• Task requirements: Return the exact lines from the one containing "Extract the structured" through the final line of the material below, with both ends kept.

• Data excerpts:

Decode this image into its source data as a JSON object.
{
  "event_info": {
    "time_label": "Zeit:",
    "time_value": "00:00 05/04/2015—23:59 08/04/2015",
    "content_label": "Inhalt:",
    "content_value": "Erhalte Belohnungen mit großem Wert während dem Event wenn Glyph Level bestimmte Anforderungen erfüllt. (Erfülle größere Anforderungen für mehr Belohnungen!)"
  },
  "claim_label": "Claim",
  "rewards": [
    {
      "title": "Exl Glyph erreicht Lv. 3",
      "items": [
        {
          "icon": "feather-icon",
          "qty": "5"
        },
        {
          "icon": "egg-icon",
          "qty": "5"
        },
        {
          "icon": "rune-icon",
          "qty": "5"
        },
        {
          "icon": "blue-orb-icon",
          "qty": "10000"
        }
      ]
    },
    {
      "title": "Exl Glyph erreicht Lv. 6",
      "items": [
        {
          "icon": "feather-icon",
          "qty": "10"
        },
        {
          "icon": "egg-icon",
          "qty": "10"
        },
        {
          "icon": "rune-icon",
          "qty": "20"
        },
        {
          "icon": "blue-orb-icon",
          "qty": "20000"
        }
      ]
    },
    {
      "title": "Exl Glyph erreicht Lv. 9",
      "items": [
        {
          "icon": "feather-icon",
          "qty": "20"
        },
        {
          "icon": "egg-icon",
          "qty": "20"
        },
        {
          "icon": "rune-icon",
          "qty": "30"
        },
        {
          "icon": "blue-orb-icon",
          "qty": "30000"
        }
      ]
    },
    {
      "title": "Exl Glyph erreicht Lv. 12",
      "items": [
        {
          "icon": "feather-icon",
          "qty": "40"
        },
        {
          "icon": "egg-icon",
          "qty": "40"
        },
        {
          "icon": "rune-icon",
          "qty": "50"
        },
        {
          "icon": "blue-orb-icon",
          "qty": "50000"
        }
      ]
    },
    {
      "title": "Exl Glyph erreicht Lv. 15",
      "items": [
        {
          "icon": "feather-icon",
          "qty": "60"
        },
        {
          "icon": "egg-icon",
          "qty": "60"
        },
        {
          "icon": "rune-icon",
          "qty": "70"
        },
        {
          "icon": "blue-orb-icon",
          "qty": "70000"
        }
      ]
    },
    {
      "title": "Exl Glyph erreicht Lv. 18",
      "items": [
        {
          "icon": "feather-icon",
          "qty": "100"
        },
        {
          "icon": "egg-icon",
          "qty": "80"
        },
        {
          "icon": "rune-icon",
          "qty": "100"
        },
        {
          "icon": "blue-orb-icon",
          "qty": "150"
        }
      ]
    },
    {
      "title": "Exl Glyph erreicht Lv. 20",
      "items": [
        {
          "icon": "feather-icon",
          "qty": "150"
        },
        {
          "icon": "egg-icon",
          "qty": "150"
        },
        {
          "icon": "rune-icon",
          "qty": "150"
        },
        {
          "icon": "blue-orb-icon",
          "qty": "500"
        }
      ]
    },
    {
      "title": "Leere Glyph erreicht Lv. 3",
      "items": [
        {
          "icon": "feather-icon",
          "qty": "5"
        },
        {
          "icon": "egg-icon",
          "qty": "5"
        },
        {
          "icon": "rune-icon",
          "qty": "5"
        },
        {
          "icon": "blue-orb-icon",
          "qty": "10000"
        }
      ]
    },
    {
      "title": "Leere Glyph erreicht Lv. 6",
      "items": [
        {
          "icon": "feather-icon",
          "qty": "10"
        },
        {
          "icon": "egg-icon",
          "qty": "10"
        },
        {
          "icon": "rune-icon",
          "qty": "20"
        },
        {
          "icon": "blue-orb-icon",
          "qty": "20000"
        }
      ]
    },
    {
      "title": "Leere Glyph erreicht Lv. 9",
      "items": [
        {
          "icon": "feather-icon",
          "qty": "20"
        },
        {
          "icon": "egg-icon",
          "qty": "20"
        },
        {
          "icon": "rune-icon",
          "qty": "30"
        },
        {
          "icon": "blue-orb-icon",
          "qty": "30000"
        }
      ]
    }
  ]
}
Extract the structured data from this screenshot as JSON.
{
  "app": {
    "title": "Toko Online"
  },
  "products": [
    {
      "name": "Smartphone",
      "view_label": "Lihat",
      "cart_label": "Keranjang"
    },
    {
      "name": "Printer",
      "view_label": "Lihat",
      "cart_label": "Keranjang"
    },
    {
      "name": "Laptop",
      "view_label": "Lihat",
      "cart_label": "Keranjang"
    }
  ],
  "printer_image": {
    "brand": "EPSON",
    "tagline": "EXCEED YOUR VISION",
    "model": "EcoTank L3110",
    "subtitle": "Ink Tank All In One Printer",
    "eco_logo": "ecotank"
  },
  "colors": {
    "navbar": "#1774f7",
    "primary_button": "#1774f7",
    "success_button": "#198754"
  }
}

• Your response:
Extract the structured data from this screenshot as JSON.
{
  "app": {
    "title": "Toko Online"
  },
  "products": [
    {
      "name": "Smartphone",
      "view_label": "Lihat",
      "cart_label": "Keranjang"
    },
    {
      "name": "Printer",
      "view_label": "Lihat",
      "cart_label": "Keranjang"
    },
    {
      "name": "Laptop",
      "view_label": "Lihat",
      "cart_label": "Keranjang"
    }
  ],
  "printer_image": {
    "brand": "EPSON",
    "tagline": "EXCEED YOUR VISION",
    "model": "EcoTank L3110",
    "subtitle": "Ink Tank All In One Printer",
    "eco_logo": "ecotank"
  },
  "colors": {
    "navbar": "#1774f7",
    "primary_button": "#1774f7",
    "success_button": "#198754"
  }
}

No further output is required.